The struggle for third party money and sponsoring is a global phenomenon. Insofar, universities in the US and in the rest of the world are in a very similar situation. They compete partly for identical industrial funds. International universities try to direct their knowledge towards start-ups; they sell their intellectual property as a commodity. Innovation policy is no longer a comparative advantage of some few US institutions, but a global battlefield.
In such an environment, government makes the difference. Especially its ability to back basic research. No discussion, the US-type of Research University is still an unbeatable model for organizing higher education. But I clearly realize additional governmental strategies abroad:
The content of autonomy
Let’s get down to cases. Autonomy is a theoretical concept, yes, but there are far-reaching practical consequences. I see three different aspects of autonomy that must be assured:
Evidentially, these aspects are interdependent. If one is missing, the whole concept of autonomy gets under pressure. The lack of autonomy may affect internal flexibility and motivation.
The most critical obstacle is bureaucracy. Public administration, funders, and universities themselves do produce it. Bureaucratic rules, procedures, and codes reduce the autonomy directly. I know many academic institutions that are suffering under this burden.
Balancing internal tasks
So today’s universities face a fundamental dilemma: Is there a reasonable combination of scientific excellence and efficient management? Should students choose a college that is well administrated but scientifically flat?
You cannot run a university against academia. On the other hand, it is impossible to control an institution with thirty thousand students in the same way as it has been done a hundred years ago. University management is not an “all-or-nothing” problem – you need a specific mixture of modern management tools and traditional participation.

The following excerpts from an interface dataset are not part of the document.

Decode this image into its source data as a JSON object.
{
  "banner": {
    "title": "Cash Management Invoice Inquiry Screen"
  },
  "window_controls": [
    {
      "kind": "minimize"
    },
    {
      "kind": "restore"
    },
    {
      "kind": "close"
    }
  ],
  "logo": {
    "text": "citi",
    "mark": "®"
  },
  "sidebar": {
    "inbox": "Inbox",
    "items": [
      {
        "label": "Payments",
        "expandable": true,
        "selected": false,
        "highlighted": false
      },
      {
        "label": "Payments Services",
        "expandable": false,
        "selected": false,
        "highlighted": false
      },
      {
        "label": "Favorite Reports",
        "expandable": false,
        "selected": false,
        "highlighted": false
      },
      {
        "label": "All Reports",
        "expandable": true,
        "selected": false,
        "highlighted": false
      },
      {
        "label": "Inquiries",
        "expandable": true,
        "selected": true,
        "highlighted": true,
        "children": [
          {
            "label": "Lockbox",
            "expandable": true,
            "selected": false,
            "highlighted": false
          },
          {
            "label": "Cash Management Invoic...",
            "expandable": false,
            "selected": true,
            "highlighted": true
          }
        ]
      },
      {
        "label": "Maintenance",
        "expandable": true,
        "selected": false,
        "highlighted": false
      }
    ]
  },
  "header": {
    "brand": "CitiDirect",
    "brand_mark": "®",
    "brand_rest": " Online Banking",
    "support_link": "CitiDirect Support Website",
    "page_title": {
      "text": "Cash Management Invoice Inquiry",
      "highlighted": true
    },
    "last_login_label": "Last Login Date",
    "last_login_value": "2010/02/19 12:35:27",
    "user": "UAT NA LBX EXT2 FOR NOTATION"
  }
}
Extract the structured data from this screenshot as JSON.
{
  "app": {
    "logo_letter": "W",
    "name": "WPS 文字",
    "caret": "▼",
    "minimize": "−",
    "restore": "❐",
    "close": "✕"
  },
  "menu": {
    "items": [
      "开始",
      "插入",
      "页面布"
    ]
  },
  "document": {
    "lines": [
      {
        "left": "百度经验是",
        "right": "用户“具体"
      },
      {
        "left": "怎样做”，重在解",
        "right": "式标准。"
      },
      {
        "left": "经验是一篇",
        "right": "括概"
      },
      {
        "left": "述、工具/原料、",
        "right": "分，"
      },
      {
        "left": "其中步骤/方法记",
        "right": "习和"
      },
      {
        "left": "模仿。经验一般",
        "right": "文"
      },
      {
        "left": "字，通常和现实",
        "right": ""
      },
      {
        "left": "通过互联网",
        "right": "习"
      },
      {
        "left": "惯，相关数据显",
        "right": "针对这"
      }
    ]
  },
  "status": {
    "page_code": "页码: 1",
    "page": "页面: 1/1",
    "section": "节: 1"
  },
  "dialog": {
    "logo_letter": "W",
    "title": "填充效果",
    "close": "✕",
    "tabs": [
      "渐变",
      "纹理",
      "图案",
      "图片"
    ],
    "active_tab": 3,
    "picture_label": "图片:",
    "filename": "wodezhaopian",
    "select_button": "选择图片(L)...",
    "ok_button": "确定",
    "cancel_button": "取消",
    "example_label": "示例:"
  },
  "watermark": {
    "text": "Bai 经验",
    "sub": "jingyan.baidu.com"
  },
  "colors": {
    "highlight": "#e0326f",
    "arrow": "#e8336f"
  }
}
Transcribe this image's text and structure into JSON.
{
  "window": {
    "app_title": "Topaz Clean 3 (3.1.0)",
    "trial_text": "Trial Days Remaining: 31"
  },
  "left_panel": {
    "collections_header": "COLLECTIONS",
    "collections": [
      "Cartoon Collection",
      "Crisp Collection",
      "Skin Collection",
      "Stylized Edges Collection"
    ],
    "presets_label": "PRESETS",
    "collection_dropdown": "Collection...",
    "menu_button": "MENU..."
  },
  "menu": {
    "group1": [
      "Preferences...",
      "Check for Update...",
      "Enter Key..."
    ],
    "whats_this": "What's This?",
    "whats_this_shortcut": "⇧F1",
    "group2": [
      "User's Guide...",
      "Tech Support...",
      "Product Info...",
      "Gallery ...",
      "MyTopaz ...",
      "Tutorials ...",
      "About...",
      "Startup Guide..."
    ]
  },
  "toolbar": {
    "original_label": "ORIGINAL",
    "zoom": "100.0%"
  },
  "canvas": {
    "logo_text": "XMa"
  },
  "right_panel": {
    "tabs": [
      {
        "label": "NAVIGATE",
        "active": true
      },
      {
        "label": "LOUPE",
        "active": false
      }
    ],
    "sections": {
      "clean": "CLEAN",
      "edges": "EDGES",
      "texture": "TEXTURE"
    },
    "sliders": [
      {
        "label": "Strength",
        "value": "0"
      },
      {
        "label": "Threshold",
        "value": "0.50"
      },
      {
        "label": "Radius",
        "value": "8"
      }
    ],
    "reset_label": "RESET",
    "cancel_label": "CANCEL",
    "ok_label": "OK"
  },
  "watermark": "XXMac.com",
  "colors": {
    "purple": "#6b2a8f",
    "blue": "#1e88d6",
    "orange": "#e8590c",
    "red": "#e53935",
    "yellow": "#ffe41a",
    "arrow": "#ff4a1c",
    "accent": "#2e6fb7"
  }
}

Autonomy means creating space for self-organization and collective learning. And intelligent administration means not imposing “Best Practices” to the rest of the university, but developing them jointly.
With autonomy comes responsibility. Of course, such an attitude demands an adequate commitment of the faculty. Scientists must be ready to manage large projects, to head a difficult department for more than one year, or to chair a strategic committee in a way that the President may use its recommendations.
A new paradigm
There are ways to foster universities’ autonomy and to reduce bureaucracy by internal means.
But in the long run a university president cannot shift more competences than his funder gives him. I know that I am on sensitive ground now, but my experiences make it very clear: legislators, governments, and funders must play the autonomy card too. Universities need a new, liberal framework: less regulation – more output-oriented control.
One key-instrument is the “Performance Mandate” – a four to five years strategic anchor for an entire institution - combined with a “Global Budget”. In Switzerland Federal Government is steering the Federal Institutes of Technology, a national university system, in such a way. The annual budget of more than two billion USD is transferred to the ETH Board as one single sum, and then the six institutions are getting their parts again as one unconditional sum.
Maybe for some US State Universities the “Global Budget” would be quite a good idea. The smaller the amount of public financing is, the more appropriate this instrument will be.
Let me close. Universities must be autonomous to compete efficiently. Overregulation and bureaucracy are the main problems to solve. There is no real accountability without scientific and administrative autonomy. This message must be communicated to the public by those knowing the scientific sector. You, the Graduates, can play a crucial role in the process: as professionals, as future faculty, as government and private researchers.
I wish you all the best for your future. And a pleasant time after the ceremony.